Some of the kids are awesome and I had entertained the thought that perhaps the next book would follow a different teen (come on Raja!) but, alas, we are to leave those kids behind and continue to listen to Ash whine. She is not a particularly interesting character and I quickly bored of her woe is me attitude and her lackluster flirting. The relationship between her and Colt is not exactly insta-love but it does progress rather quickly and I could not quite get over the fact that he is an adult man and she is a 16??? year old girl. That is far too creepy for me.
I am definitely on board for the next book, Embers and Echoes because I have a copy of the third book waiting for review.
Age: 16 and up Gender: Both Sex: Sexual Activity (no intercourse) and vulgar language Violence: Violent Death Scenes, Gunplay, Knifeplay Inappropriate Language: Piss, Bitch, Whore, Pussy, Fuck, Dick, Ass, Bastard, Shit, Substance Use/Abuse: Underage Drinking ...more

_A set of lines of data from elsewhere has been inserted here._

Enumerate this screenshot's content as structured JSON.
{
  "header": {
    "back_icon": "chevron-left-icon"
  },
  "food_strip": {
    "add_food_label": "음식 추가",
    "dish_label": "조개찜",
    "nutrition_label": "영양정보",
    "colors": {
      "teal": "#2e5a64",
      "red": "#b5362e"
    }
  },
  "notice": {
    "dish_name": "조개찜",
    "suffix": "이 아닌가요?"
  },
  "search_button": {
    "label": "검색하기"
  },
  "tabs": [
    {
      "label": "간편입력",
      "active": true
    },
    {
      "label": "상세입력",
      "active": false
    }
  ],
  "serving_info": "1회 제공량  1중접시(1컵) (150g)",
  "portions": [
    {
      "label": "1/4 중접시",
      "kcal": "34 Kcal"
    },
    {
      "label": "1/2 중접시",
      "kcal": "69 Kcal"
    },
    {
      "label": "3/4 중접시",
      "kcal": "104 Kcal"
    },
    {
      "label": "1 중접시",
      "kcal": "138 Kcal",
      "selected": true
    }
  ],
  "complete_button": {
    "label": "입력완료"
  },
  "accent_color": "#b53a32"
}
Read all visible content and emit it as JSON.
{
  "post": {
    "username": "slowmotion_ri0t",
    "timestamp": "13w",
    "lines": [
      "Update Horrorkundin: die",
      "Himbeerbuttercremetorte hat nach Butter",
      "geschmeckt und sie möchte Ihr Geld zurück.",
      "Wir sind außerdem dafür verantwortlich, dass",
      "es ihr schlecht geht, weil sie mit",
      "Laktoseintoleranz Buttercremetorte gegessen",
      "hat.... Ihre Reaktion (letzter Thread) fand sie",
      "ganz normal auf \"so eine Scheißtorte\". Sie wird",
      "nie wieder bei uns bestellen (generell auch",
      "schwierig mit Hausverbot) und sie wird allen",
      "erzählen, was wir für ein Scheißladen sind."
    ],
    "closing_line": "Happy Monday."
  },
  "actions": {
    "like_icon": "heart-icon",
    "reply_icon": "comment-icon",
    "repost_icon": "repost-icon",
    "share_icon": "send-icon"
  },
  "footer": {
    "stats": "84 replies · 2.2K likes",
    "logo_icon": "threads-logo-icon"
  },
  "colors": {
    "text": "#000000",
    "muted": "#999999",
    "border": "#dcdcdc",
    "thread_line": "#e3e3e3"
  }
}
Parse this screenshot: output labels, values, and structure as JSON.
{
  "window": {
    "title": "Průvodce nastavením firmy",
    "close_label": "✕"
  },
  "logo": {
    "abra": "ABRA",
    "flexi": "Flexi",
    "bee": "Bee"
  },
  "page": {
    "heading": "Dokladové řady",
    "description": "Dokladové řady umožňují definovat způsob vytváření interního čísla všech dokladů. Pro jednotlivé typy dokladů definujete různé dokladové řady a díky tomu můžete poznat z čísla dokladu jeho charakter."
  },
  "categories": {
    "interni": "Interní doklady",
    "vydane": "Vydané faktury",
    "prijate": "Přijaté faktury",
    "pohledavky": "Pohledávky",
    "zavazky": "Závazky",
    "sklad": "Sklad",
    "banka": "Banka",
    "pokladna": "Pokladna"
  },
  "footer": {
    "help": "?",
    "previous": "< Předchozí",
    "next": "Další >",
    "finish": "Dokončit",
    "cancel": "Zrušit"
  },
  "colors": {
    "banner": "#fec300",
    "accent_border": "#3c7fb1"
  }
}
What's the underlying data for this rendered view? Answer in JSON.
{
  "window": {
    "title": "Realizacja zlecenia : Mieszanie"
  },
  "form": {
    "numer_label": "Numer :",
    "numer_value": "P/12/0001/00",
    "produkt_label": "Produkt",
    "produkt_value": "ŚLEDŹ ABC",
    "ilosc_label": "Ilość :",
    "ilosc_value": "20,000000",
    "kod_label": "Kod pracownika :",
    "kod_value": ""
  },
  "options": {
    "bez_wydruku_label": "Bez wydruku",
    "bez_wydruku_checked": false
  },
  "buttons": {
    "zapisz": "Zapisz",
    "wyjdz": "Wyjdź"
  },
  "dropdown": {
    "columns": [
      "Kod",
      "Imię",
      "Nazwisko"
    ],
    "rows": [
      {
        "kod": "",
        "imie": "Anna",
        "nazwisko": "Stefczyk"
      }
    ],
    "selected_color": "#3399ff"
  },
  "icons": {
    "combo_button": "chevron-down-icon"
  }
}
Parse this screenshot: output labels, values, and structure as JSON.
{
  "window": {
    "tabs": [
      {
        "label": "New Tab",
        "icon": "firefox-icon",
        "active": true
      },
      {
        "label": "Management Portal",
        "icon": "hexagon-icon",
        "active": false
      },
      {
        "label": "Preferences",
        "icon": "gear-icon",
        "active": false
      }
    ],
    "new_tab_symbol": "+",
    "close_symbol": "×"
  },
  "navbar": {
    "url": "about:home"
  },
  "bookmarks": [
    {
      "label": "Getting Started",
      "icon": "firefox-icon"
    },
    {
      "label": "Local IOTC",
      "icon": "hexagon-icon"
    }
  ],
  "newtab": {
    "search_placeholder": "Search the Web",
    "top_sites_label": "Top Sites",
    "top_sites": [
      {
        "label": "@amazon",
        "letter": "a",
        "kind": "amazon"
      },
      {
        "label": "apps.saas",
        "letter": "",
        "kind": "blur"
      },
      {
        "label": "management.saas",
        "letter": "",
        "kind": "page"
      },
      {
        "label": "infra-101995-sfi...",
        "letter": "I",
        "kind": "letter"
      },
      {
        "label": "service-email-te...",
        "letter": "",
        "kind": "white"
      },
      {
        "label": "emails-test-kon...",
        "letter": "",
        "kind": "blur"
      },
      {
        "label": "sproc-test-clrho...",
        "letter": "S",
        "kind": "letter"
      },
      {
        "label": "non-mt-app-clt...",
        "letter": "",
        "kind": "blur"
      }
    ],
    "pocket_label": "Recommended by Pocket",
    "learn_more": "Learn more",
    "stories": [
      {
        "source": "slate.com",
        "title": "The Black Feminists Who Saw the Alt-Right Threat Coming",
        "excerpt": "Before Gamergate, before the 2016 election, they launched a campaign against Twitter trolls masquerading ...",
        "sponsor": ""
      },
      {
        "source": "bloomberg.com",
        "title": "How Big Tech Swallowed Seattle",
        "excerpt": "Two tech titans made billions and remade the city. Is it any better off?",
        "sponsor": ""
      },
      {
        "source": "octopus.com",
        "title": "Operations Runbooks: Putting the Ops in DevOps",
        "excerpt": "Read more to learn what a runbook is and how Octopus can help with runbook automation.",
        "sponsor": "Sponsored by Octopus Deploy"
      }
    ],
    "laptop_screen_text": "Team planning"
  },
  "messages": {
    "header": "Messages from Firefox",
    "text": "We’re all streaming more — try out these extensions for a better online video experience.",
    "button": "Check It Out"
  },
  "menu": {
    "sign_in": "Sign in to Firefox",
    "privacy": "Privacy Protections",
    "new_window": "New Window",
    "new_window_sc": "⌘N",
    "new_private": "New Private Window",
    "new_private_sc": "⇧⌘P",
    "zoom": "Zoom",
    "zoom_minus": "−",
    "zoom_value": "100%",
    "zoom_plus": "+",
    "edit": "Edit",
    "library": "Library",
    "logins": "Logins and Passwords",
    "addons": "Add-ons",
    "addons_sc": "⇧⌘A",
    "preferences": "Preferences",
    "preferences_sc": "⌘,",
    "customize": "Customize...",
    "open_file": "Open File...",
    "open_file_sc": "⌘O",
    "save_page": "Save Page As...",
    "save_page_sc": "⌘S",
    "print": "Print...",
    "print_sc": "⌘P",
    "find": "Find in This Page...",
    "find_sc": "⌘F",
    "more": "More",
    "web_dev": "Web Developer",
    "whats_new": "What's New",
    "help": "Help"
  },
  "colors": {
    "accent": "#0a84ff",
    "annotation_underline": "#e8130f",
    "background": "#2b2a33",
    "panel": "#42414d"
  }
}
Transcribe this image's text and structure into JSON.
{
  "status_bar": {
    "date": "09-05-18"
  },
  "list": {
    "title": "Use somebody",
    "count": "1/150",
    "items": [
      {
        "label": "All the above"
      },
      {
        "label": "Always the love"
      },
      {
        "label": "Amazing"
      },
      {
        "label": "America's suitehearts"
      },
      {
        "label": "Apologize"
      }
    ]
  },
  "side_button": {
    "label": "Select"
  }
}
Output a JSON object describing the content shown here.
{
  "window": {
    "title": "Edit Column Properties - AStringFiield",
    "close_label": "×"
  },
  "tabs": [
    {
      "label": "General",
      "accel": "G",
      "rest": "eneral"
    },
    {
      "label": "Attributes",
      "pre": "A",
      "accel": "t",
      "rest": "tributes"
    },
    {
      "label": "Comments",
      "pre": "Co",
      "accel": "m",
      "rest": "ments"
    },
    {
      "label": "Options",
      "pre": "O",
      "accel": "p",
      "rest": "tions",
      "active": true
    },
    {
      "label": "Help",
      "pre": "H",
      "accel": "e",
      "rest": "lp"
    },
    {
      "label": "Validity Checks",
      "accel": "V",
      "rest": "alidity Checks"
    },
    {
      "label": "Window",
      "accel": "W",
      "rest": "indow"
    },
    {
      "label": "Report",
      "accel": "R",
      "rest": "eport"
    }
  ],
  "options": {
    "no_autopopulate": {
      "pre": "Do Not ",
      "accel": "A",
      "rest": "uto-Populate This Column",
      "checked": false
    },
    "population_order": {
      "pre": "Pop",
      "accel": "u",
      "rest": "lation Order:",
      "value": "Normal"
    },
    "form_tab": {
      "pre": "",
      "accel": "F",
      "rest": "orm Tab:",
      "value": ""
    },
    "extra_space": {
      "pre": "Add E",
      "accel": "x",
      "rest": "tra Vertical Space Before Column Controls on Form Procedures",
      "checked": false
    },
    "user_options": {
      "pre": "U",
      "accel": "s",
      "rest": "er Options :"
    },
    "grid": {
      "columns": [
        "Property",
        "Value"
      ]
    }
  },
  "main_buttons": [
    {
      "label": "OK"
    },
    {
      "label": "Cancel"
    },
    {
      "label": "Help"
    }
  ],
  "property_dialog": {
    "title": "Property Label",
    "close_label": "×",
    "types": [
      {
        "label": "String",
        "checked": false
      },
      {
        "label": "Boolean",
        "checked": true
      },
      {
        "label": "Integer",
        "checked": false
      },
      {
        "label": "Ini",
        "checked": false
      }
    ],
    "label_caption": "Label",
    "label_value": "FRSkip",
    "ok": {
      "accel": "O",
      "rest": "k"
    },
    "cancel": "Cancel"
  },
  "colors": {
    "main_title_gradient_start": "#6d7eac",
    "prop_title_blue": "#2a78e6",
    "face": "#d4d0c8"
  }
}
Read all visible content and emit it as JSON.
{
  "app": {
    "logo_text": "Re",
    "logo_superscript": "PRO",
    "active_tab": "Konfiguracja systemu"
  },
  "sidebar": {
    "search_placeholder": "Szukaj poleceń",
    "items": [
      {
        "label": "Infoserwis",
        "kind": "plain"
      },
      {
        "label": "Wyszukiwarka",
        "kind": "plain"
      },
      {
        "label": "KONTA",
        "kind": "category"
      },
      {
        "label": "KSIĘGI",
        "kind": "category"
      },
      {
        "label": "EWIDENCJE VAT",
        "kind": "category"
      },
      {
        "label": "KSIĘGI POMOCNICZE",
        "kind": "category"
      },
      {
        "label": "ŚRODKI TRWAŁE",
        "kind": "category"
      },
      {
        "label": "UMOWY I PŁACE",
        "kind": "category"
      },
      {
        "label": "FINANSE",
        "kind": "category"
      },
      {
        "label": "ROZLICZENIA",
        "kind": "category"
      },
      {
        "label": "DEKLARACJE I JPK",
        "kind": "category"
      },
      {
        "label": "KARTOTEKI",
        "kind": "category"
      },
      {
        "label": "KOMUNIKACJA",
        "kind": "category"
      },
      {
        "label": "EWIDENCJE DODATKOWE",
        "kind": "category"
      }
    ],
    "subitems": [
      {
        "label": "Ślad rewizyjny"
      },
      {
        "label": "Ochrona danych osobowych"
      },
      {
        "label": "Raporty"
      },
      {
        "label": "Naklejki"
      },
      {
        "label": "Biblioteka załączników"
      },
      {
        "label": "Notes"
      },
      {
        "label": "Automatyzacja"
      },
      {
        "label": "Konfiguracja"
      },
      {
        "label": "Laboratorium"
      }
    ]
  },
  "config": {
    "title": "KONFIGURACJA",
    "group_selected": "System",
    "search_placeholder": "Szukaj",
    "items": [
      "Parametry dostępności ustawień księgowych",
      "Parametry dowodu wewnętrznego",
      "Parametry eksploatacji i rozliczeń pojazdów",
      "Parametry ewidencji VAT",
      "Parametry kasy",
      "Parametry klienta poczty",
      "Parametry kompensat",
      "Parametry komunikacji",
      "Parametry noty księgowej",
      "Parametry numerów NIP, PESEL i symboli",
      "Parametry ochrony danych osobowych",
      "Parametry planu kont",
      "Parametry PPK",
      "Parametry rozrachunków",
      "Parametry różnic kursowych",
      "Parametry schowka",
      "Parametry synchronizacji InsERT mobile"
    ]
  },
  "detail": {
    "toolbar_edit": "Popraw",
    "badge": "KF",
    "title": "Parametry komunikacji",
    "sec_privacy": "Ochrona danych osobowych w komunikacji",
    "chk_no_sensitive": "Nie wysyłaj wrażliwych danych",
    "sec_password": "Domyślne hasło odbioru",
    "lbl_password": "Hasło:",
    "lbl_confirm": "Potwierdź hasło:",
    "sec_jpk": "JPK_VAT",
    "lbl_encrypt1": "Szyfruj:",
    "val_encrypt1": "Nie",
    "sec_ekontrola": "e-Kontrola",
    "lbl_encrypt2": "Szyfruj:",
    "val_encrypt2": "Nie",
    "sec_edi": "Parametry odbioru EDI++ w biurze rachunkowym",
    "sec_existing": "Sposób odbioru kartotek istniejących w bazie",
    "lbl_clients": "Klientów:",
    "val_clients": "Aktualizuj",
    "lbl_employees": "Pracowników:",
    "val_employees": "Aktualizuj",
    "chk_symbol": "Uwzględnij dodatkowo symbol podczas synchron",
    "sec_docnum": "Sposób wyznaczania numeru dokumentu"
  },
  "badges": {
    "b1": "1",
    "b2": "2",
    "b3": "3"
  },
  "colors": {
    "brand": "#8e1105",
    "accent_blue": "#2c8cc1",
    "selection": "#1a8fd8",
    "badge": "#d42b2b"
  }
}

In The Lost Hero, we return to the world Percy Jackson but with a new cast of lead characters and a new twist to discover. I was very glad to see someIn The Lost Hero, we return to the world Percy Jackson but with a new cast of lead characters and a new twist to discover. I was very glad to see some familiar characters and equally glad that Percy Jackson was not among them (I enjoy Percy, but I feel that he would have overshadowed the new characters). All in all, this was an excellent introduction into the new series and I will wait with baited breath for "The Son of Neptune"....more